What you have to do:
Determine how many lines in the records that follow hold the string "color". Only that number should be returned.

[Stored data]
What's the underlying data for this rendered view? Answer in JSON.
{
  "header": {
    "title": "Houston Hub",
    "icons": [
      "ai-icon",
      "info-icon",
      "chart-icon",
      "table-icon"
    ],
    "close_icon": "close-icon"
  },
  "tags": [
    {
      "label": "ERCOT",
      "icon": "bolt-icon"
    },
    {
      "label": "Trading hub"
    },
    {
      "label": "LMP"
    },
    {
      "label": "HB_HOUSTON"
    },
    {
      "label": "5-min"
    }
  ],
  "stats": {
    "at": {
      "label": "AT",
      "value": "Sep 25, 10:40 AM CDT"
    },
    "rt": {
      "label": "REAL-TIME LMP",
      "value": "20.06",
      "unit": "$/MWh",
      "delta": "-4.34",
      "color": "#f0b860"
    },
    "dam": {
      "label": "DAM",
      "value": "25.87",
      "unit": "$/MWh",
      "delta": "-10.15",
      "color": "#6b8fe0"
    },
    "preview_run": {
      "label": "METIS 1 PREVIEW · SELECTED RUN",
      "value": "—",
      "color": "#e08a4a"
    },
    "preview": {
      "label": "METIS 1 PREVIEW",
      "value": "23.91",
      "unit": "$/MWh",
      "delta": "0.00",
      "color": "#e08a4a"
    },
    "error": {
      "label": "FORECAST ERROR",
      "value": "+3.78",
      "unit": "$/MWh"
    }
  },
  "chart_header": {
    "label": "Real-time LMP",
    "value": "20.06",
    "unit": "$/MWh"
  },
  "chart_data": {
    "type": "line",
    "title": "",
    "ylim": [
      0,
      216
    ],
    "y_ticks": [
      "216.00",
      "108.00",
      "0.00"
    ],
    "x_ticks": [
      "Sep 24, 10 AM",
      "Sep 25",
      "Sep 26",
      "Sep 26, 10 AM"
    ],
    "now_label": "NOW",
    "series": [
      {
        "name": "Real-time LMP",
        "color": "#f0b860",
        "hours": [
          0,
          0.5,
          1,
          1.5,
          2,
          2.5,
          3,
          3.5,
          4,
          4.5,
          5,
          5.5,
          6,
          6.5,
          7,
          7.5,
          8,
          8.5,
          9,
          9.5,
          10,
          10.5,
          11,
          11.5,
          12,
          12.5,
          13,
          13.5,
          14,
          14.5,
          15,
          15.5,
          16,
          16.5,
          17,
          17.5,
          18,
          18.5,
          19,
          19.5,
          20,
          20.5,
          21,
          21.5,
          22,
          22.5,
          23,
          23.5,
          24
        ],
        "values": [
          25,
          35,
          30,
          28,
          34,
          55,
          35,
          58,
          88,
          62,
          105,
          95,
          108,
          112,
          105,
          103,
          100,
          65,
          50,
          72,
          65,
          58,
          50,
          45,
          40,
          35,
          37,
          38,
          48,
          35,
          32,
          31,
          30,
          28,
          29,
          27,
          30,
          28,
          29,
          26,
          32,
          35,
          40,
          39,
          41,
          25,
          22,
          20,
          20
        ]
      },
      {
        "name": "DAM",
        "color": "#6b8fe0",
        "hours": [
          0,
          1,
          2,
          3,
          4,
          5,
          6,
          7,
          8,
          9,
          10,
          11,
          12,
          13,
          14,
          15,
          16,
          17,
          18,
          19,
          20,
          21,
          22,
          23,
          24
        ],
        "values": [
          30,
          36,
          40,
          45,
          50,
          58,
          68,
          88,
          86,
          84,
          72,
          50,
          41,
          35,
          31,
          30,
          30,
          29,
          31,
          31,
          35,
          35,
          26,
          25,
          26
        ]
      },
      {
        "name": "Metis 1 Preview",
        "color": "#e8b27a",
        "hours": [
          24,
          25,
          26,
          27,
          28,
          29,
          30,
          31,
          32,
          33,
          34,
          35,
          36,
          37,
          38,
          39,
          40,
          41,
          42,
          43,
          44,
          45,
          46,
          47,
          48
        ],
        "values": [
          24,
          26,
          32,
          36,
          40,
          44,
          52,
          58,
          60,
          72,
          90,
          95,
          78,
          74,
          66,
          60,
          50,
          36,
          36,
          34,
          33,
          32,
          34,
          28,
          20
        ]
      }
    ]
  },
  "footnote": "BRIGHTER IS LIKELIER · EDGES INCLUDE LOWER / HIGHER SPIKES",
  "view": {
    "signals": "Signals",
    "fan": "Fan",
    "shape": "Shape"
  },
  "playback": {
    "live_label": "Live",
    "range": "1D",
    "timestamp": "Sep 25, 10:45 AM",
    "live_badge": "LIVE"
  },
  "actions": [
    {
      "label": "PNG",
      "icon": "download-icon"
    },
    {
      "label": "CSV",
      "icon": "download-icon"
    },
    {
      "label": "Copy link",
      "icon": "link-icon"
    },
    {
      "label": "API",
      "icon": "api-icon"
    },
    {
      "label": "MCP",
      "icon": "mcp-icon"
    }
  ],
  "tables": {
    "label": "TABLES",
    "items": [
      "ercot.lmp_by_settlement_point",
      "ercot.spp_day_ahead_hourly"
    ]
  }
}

Exercise solution:
7